This is not easy, and anyone who tells you it is, probably hasn’t understood the process. However, out top tip is to ask yourself the following questions to define your KPIs:

Organisational context:

  • What is the vision for the future?
  • What is the strategy? How will the strategic vision be accomplished?
  • What are the organisation’s strategic objectives? What needs to be done to keep moving in the strategic direction?
  • What are the Critical Success Factors? Where should the focus be to achieve the vision?

Defining KPIs:

  • Which metrics will indicate that you are successfully pursuing your vision and strategy?
  • How many metrics should you have? (Don’t be tempted to have endless measures!)
  • How often should you measure?
  • Who is accountable for the metric?
  • How complex should the metric be?
  • What should you use as a benchmark?
  • How do you ensure the metrics reflect strategic drivers for organisational success?
  • How could the metrics be manipulated, and how will you mitigate against this risk?

Just as you have set metrics for achievement, you also need to be cognisant of individual development. Overlooking employee development is one of the biggest demotivators present in any organisation.

Once you have agreed meaningful metrics for measuring organisational or employee performance in place, you need to also ensure that employee development is equally aligned.

How organisations do this varies from organisation to organisation however, not all employees will be motivated by extrinsic reward eg: bonuses. Many place a much higher value on intrinsic reward such as praise, recognition, opportunities for development.

Where possible align the intrinsic reward to an organisational KPI, for example, if one of the organisational KPIs is to improve talent management and succession planning, put your staff forward for different opportunities e.g. secondments, specific projects etc. Be careful of the message you send as you do not want the member of staff to think you are trying to manage them out of your team or indeed the organisation.

KPIs are metrics that link organisational vision with individual action. Look again at the pyramid and trace the journey from top to bottom.

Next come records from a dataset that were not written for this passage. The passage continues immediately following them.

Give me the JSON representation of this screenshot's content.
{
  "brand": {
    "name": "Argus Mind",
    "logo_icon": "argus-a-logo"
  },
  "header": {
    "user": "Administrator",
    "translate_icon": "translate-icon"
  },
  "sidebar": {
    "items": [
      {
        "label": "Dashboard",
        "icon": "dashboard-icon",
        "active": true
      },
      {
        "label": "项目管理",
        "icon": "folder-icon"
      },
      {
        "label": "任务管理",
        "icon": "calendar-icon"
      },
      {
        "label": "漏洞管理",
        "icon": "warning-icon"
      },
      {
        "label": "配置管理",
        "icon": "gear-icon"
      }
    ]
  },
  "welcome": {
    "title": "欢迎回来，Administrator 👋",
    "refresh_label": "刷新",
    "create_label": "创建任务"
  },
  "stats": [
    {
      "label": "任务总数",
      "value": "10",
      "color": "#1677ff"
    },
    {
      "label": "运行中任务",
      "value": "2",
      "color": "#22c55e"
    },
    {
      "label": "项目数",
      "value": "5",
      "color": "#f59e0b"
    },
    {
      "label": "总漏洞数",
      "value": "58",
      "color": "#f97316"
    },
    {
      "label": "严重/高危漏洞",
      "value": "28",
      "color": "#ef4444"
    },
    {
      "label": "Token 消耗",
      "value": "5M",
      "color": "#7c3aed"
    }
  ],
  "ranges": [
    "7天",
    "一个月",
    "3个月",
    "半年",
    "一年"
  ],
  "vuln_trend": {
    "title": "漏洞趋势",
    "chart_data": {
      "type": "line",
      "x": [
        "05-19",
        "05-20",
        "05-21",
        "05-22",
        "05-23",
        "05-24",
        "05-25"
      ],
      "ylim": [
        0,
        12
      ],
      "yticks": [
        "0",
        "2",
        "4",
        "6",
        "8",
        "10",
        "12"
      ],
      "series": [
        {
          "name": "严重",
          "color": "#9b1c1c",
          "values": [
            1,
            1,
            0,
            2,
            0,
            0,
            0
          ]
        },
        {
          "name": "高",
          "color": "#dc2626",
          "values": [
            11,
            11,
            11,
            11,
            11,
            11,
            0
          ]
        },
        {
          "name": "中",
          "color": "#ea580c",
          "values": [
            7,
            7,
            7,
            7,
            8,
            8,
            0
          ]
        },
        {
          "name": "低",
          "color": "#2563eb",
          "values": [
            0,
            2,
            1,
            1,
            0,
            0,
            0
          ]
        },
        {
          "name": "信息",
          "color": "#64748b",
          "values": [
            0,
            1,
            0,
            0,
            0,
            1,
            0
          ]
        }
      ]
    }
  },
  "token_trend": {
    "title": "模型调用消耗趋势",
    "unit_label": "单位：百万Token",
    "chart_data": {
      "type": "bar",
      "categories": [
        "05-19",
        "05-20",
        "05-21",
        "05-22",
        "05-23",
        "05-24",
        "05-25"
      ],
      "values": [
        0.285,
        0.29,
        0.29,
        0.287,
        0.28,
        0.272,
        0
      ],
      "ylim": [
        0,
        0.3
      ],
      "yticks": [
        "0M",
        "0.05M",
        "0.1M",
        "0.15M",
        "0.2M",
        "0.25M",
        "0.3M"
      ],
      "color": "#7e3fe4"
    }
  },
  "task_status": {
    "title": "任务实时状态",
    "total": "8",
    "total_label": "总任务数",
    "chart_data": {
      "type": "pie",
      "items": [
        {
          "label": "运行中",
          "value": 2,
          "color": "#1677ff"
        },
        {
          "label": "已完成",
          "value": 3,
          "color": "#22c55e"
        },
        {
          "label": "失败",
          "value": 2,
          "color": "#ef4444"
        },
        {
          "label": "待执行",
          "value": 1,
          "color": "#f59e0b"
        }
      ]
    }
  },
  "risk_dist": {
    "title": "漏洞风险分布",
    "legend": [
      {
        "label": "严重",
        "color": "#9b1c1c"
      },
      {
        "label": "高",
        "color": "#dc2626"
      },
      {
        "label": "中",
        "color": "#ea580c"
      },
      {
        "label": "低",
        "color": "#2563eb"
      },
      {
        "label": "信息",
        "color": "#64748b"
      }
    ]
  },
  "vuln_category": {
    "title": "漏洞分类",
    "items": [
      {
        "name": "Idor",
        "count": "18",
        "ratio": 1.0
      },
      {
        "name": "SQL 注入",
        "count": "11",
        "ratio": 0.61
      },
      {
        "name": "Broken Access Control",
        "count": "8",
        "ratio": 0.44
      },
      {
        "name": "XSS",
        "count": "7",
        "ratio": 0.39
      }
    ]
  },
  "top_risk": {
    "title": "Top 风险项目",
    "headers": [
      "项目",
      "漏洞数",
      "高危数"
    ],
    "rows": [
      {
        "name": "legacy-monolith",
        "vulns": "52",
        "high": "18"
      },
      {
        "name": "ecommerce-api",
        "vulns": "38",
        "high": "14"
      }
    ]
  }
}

To ensure that activities are in fact aligned with the organisation’s strategy, you need to focus on the individual employee’s contribution. This is achieved by setting SMARTER objectives and reviewing through the performance management framework. By applying the Golden Thread principle, you create a direct link between all of the key success factors that have been derived from the overall strategy. The result is that members of your team know what their individual contribution is, they understand what they have to do as expectations are clearly articulated and you have measurements for determining how well they are doing and how this ties to organisational success.